- Brief:
Take every line from the records below that includes the word "Fascicolo".

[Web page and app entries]
%%

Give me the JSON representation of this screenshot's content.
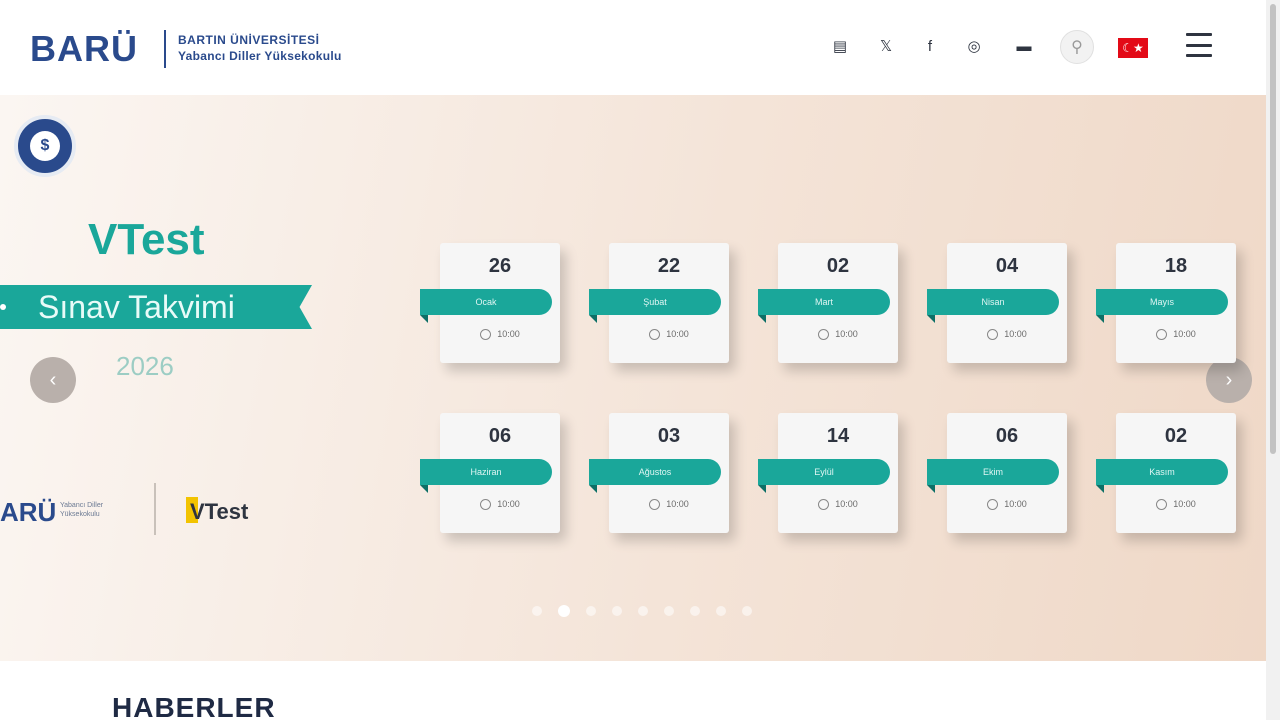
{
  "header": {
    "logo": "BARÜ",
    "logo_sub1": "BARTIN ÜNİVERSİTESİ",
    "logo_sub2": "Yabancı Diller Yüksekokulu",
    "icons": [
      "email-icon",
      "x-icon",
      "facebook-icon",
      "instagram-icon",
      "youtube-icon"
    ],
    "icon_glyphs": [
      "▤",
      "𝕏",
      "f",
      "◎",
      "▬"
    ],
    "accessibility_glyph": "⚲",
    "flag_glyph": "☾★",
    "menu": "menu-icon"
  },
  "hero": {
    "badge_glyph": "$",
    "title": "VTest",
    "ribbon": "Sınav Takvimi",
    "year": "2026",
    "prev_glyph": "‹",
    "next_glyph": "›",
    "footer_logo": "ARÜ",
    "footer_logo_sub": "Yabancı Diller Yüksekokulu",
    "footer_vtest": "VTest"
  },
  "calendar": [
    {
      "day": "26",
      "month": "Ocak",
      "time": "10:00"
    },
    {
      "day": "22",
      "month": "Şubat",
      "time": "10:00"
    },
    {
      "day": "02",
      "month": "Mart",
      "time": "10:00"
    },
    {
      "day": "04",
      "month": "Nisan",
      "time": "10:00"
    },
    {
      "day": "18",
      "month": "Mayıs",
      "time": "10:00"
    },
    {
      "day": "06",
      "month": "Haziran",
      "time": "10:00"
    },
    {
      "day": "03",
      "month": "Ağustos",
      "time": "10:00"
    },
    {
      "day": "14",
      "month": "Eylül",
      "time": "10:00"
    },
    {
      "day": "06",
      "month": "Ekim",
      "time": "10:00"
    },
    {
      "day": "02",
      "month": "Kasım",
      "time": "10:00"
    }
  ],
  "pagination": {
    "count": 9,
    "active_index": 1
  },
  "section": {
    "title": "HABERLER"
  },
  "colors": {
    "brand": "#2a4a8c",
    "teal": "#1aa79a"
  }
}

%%
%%

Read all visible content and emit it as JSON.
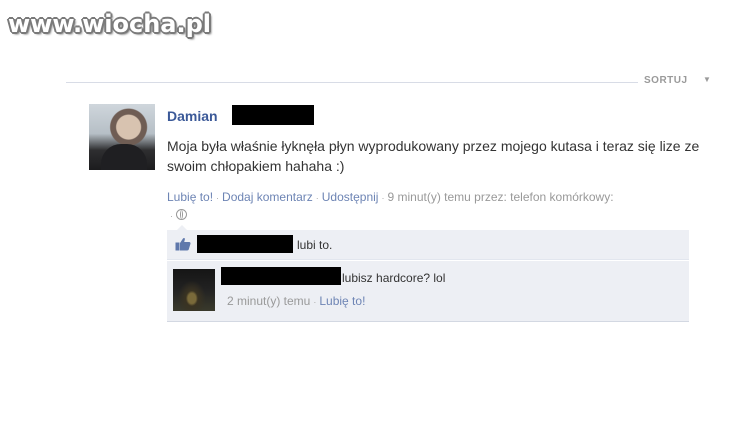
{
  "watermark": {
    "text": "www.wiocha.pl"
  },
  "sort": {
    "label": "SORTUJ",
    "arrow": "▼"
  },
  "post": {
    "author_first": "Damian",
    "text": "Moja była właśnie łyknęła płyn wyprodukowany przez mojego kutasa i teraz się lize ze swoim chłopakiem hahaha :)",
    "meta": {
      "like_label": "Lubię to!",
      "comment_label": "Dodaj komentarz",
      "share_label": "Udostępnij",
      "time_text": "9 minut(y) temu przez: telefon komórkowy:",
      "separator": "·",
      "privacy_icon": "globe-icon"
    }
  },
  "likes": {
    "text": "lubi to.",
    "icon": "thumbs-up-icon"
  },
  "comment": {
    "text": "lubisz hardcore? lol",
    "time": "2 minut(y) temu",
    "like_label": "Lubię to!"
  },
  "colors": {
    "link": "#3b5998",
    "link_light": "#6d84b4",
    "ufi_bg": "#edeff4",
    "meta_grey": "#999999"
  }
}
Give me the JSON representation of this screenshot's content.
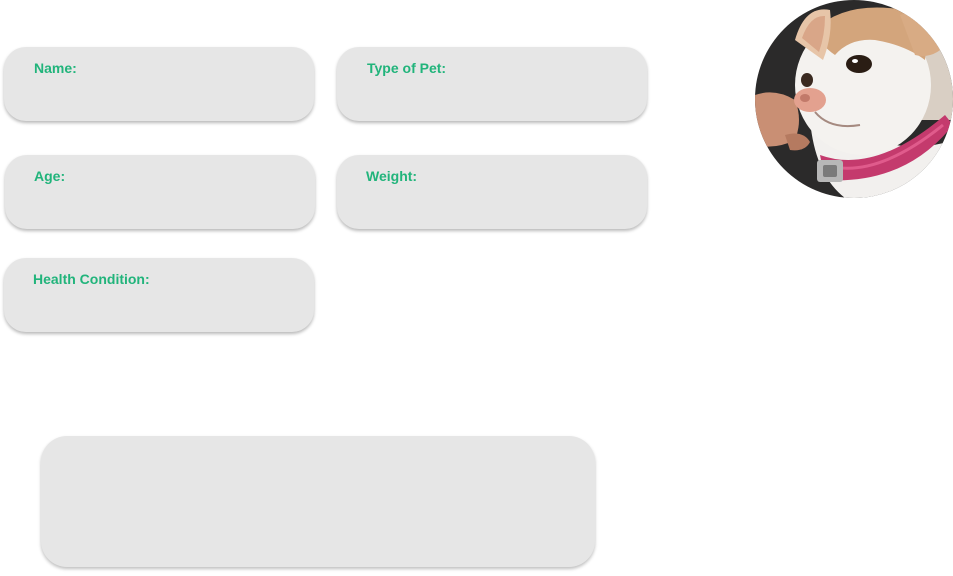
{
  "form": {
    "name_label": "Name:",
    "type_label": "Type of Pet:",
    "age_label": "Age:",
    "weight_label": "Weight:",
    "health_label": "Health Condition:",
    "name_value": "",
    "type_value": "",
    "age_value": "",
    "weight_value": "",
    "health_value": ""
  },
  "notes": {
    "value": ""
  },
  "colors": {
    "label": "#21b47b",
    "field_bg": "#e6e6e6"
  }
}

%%
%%

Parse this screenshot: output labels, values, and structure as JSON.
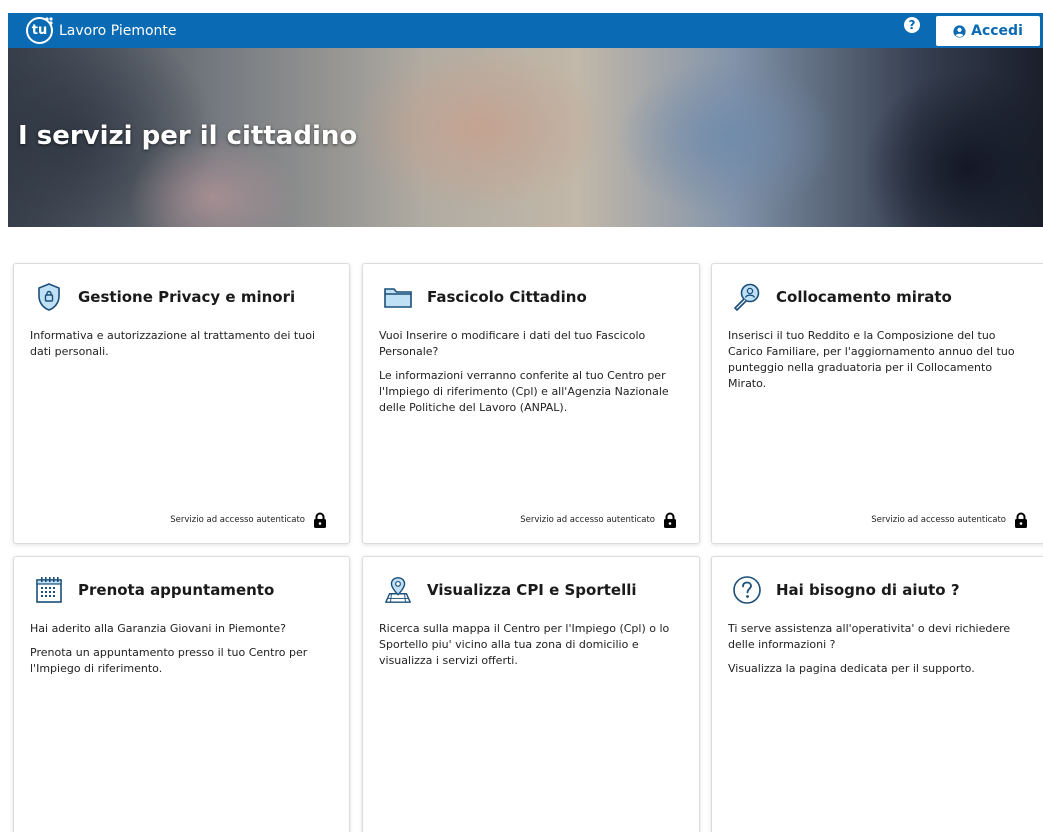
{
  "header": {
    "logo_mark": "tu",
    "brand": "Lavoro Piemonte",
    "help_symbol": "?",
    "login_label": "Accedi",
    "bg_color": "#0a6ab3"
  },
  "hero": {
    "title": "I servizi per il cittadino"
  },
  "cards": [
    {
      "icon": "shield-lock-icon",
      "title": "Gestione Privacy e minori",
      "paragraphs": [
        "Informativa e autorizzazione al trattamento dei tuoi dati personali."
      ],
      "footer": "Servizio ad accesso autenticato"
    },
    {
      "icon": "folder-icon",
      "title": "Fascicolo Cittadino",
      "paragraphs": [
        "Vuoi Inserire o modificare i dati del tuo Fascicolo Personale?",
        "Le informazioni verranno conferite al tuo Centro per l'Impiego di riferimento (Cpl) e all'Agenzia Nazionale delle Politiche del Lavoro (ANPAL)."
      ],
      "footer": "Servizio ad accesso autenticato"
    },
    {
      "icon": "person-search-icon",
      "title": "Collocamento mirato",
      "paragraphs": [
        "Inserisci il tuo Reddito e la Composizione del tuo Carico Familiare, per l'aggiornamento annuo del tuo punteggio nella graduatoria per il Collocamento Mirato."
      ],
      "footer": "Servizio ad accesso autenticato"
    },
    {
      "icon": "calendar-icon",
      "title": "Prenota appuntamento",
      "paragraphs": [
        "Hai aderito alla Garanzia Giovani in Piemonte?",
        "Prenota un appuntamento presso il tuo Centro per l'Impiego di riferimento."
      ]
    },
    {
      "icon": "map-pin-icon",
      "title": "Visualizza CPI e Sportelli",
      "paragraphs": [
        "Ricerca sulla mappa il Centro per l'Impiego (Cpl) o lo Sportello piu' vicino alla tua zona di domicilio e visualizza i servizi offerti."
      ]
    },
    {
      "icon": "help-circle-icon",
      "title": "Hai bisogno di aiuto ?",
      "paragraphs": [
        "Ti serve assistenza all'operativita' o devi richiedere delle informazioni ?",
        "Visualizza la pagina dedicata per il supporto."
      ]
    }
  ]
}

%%

- Task result:
      "title": "Fascicolo Cittadino",
        "Vuoi Inserire o modificare i dati del tuo Fascicolo Personale?",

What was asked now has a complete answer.